"We will also ensure that we have the strategy -- and resources -- to succeed against al Qaeda and the Taliban," Obama told a news conference. "And going forward, we will continue to make the investments necessary to strengthen our military and increase our ground forces to defeat the threats of the 21st century."
Since we are still in the transition phase rather than the governing phase, there are two ways to read this statement, each of which are frustratingly inconclusive:
Obama agrees with proposed defense spending increases: The Pentagon, under Gates, has proposed a massive increase in defense spending over the next five years. This increase is so large that it would prevent any reduction in defense spending even with a total withdrawal from Iraq. Effectively, it makes the Iraq supplemental spending bills permanent. Obama's statement, combined with keeping Gates on as Secretary of Defense, could be read as a support of this proposal.
Pre-emptive self-defense against defense spending cuts: Leading national Democrats, as we all know, seem to fear being portrayed as "hurting the troops" more than they fear anything else. In this context, Obama's statement could easily be read as pre-emptive self-defense against charges that he is harming "the troops" by cutting defense spending.
Keeping Gates on as Secretary of Defense is obviously a bad sign for the coming defense spending fight. Further, many will point out that Obama campaigned on increasing the number of uniformed military personnel, thus suggesting that he always intended to expand military spending. However, increasing the number of uniformed military personnel does not necessarily mean an increase in defense spending. Further, there are five promising signs that Obama will actually cut, and usefully redirect, defense spending.
Here are some good reasons to believe that military spending will go down under President Obama:
Withdrawal from Iraq: Obama repeatedly campaigned on cutting defense spending by withdrawing from Iraq. This was a consistent, prominent line in his stump speeches since at least mid-July. Obama has since reiterated his promise to remove all combat brigades from Iraq in 16 months, and the status of forces agreement with the Iraqi government means that all American military will be out of the country be the end of 2011. This will save a lot of money.
"Waste": Obama promised to cut "tens of billions of dollars in wasteful spending" from the military budget. While this could be typical campaign rhetoric to make unidentified cuts in "waste" that everyone believes exist but no one believes applies to them, it could also be a real promise.

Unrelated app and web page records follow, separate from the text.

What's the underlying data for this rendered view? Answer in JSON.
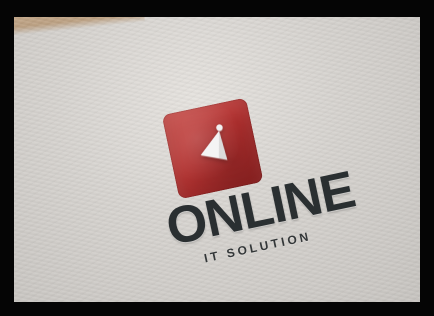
{
  "logo": {
    "name_text": "ONLINE",
    "tagline_text": "IT SOLUTION"
  },
  "colors": {
    "frame_black": "#050505",
    "paper": "#d8d5d1",
    "tile_red": "#b1302f",
    "text_charcoal": "#2a2f31",
    "wood": "#a97a47"
  }
}
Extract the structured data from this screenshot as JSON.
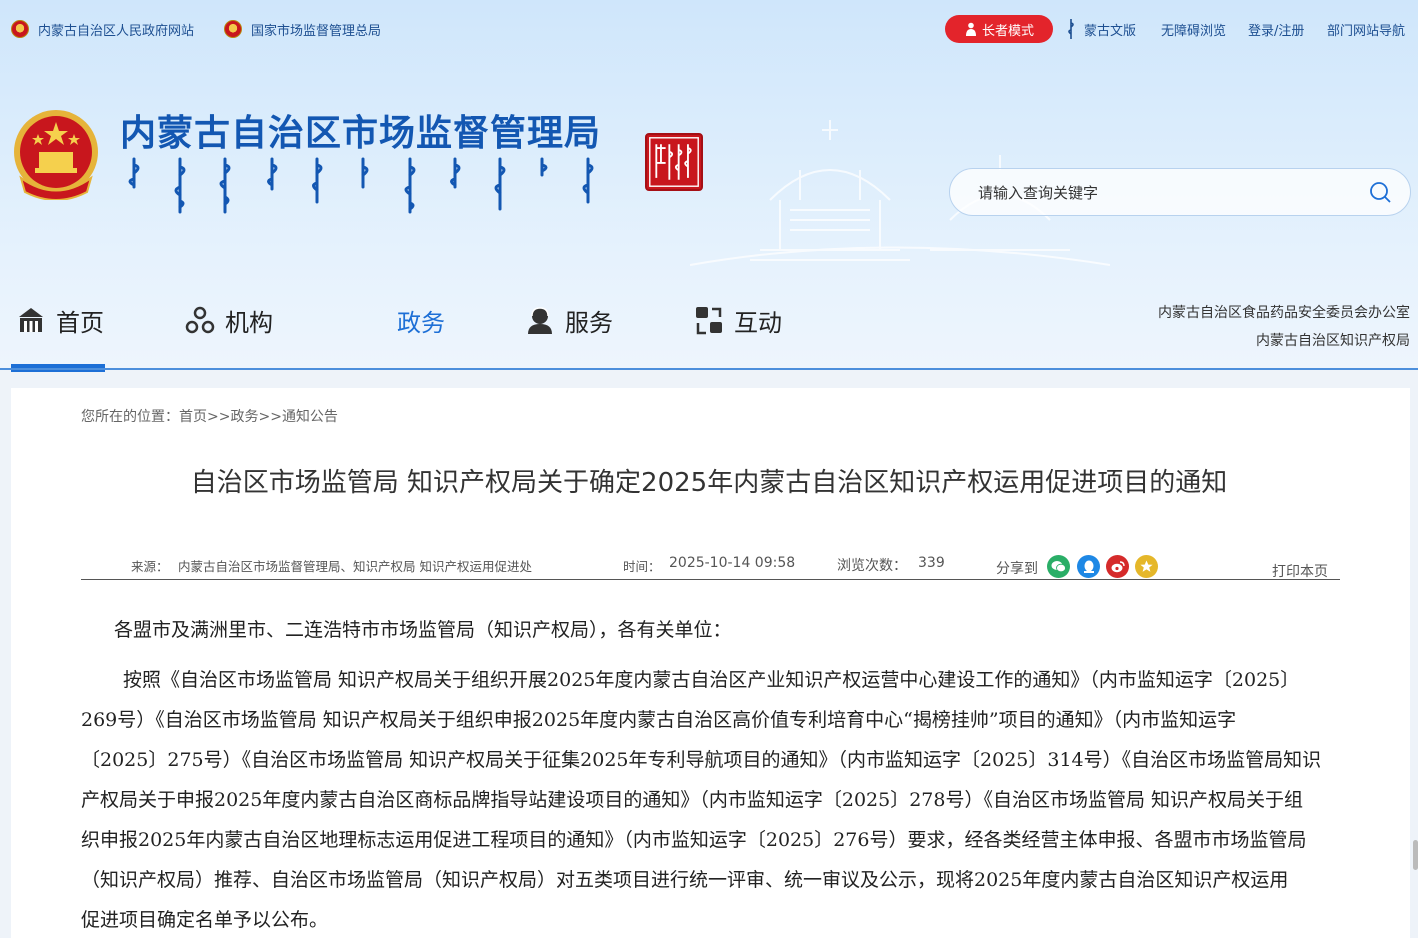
{
  "topbar": {
    "gov_site": "内蒙古自治区人民政府网站",
    "samr_site": "国家市场监督管理总局",
    "elder_mode": "长者模式",
    "mongol_version": "蒙古文版",
    "accessible": "无障碍浏览",
    "login": "登录/注册",
    "dept_nav": "部门网站导航"
  },
  "logo": {
    "site_title": "内蒙古自治区市场监督管理局"
  },
  "search": {
    "placeholder": "请输入查询关键字"
  },
  "nav": {
    "items": [
      {
        "label": "首页",
        "icon": "home-icon"
      },
      {
        "label": "机构",
        "icon": "organization-icon"
      },
      {
        "label": "政务",
        "icon": ""
      },
      {
        "label": "服务",
        "icon": "service-icon"
      },
      {
        "label": "互动",
        "icon": "interaction-icon"
      }
    ],
    "right_links": [
      "内蒙古自治区食品药品安全委员会办公室",
      "内蒙古自治区知识产权局"
    ]
  },
  "breadcrumb": {
    "prefix": "您所在的位置：",
    "home": "首页",
    "sep": ">>",
    "level1": "政务",
    "level2": "通知公告"
  },
  "article": {
    "title": "自治区市场监管局 知识产权局关于确定2025年内蒙古自治区知识产权运用促进项目的通知",
    "source_label": "来源：",
    "source": "内蒙古自治区市场监督管理局、知识产权局 知识产权运用促进处",
    "time_label": "时间：",
    "time": "2025-10-14 09:58",
    "views_label": "浏览次数：",
    "views": "339",
    "share_label": "分享到",
    "print": "打印本页",
    "greeting": "各盟市及满洲里市、二连浩特市市场监管局（知识产权局），各有关单位：",
    "body_lines": [
      "按照《自治区市场监管局 知识产权局关于组织开展2025年度内蒙古自治区产业知识产权运营中心建设工作的通知》（内市监知运字〔2025〕",
      "269号）《自治区市场监管局 知识产权局关于组织申报2025年度内蒙古自治区高价值专利培育中心“揭榜挂帅”项目的通知》（内市监知运字",
      "〔2025〕275号）《自治区市场监管局 知识产权局关于征集2025年专利导航项目的通知》（内市监知运字〔2025〕314号）《自治区市场监管局知识",
      "产权局关于申报2025年度内蒙古自治区商标品牌指导站建设项目的通知》（内市监知运字〔2025〕278号）《自治区市场监管局 知识产权局关于组",
      "织申报2025年内蒙古自治区地理标志运用促进工程项目的通知》（内市监知运字〔2025〕276号）要求，经各类经营主体申报、各盟市市场监管局",
      "（知识产权局）推荐、自治区市场监管局（知识产权局）对五类项目进行统一评审、统一审议及公示，现将2025年度内蒙古自治区知识产权运用",
      "促进项目确定名单予以公布。"
    ]
  },
  "colors": {
    "brand_blue": "#1357b2",
    "nav_active": "#1d6fd6",
    "elder_red": "#e3242b",
    "wechat_green": "#2aae67",
    "qq_blue": "#1e88e5",
    "weibo_red": "#d52b2b",
    "favorite_yellow": "#e5b72a"
  }
}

Contractors: Jan Schakowsky, one of Obama's biggest supporters, and one of his most likely successor in the Senate, is leading a serious fight to phase out the use of military contractors. Given the extensive use of military contractors, not to mention that mercenaries cost far more--even three times more--than uniformed personnel, such a fight, if successful, would probably have twin results of the expansion of uniformed military and a reduction in defense spending. There is good reason to believe that Obama himself supports this effort.
The shift would create a greatly expanded corps of diplomats and aid workers that, in the vision of the incoming Obama administration, would be engaged in projects around the world aimed at preventing conflicts and rebuilding failed states. However, it is unclear whether the financing would be shifted from the Pentagon; Mr. Obama has also committed to increasing the number of American combat troops. Whether they can make the change - one that Mr. Obama started talking about in the summer of 2007, when his candidacy was a long shot at best - "will be the great foreign policy experiment of the Obama presidency," one of his senior advisers said recently.
The adviser, who spoke on the condition of anonymity because he was not authorized to speak publicly, said the three have all embraced "a rebalancing of America's national security portfolio" after a huge investment in new combat capabilities during the Bush years.
Combine all of this with an increasing willingness in Congress to reduce defense spending (see here and here), and yes, there is good reason to believe that an Obama administration will signficiantly curtail and re-direct defense spending.
This is a winnable fight, and one worthy of engagement. I can already tell that this is where my interests will be, so expect a lot more blogging about it in the coming days and months. Best of all, now that we have the trifecta, even a relatively lowly progressive activist like myself should have at least limited media access to all of the key players in this fight.
I will be on Hardball to discuss this and other matters at 5:10 p.m. eastern, today.